It has directed the Association of Nigerian Licensed Customs Agents (ANLCA) to pay the fees to CRFFN.
But ANLCA has allegedly vowed not to comply with the directive, claiming that payment of the fees to CRFFN would amount to additional cost with negative multiplier effect on the economy.
In a July 5 letter signed by S.U Galandachi, Director of Maritime Services at the Ministry of Transport, the government fixed August 1 for the take-off of the new payment regime.
The fees will be paid at seaports, airports and land border.
The letter directed that “election into the governing board of CRFFN be conducted in September 2017, with the financial cost of conducting the election to be defrayed from the collection of POF by CRFFN.”
A copy of the time-table for the election was also attached by the ministry.
Kicking against the directive, ANLCA President Prince Olayiwola Shittu said licensed customs agents pay the following fees:
- Annual Licence Renewal N215,000;
- Annual Nigeria Ports Authority Licence Renewal – N6,000;
- Annual Customs Command Operating Fees – N15,000/Customs Command;
- Bank charges for Customs Bond – N52,500; and
- CRFFN Annual Payment – N70,000/Staff Member.
According to Shittu, daily payment of POF would be burdensome on a Customs agency/company which, when transferred to importers/exporters, would affect the economy.
“We want to state categorically that nowhere is such payment as Practitioner’s Operating Fees being collected from a Customs Agency/Broker.

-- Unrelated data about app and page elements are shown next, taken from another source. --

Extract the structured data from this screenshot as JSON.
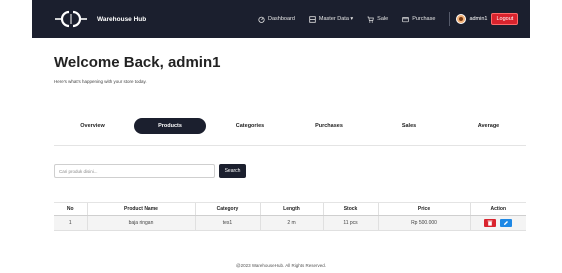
{
  "brand": {
    "name": "Warehouse Hub",
    "logo_icon": "warehouse-hub-logo-icon"
  },
  "nav": {
    "items": [
      {
        "label": "Dashboard",
        "icon": "dashboard-icon"
      },
      {
        "label": "Master Data ▾",
        "icon": "master-data-icon"
      },
      {
        "label": "Sale",
        "icon": "cart-icon"
      },
      {
        "label": "Purchase",
        "icon": "purchase-icon"
      }
    ],
    "user": "admin1",
    "logout": "Logout"
  },
  "header": {
    "title": "Welcome Back, admin1",
    "subtitle": "Here's what's happening with your store today."
  },
  "tabs": [
    {
      "label": "Overview",
      "active": false
    },
    {
      "label": "Products",
      "active": true
    },
    {
      "label": "Categories",
      "active": false
    },
    {
      "label": "Purchases",
      "active": false
    },
    {
      "label": "Sales",
      "active": false
    },
    {
      "label": "Average",
      "active": false
    }
  ],
  "search": {
    "placeholder": "Cari produk disini...",
    "button": "Search"
  },
  "table": {
    "headers": [
      "No",
      "Product Name",
      "Category",
      "Length",
      "Stock",
      "Price",
      "Action"
    ],
    "rows": [
      [
        "1",
        "baja ringan",
        "tes1",
        "2 m",
        "11 pcs",
        "Rp 500.000"
      ]
    ]
  },
  "footer": "@2023 WarehouseHub. All Rights Reserved.",
  "colors": {
    "navbar": "#1b1f2e",
    "logout": "#d9232d",
    "edit": "#1e88e5",
    "delete": "#d9232d"
  }
}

We stand to be corrected. Nigeria being a growing economy should not be saddled with the practitioner’s operating Fee, which is the design of some few individuals to distort the national economy for their selfish interests,” Shittu said.
He called for election into CRFFN as governing board to enable it determine the fate of the fees and resolve other issues.
Shittu appealed to the Minister of Transport, Mr Rotimi Amaechi to suspend the fee collection to avoid problem.
Beside, the matter ANLCA’s National Publicity Secretary Dr. Kayode Farinto, said was before the Federal High Court in Ikoyi, Lagos.
ANCLA, he said, was challenging the Ministry’s initial directive on the payment of the fee, urging Amaechi to wait for the judgement before introducing a new fee.
Joined in the suit are the CRFFN and Inspector-General of Police (IGP). Under the new fee regime, importers will pay N1.50 per kilo of every air cargo, N1,000 per 20-foot container, N2,000 per each 40-foot container, N500 per car or Jeep imported into the country and N1,000 per every truck or 20-foot equivalent.
Others include N2,000 per truck or 40-foot equivalent, N3.50 per every ton of cargo imported into the country and N1 per ton of every dry bulk cargo handled in any of the seaports.
The approved registration fees for freight forwarders, including Nigerians and non-Nigerians, range from N7,500 to N50,000 yearly depending on the category of membership; and yearly subscription fees ranging from N10,000 to N60,000 for the various levels of the membership of the council.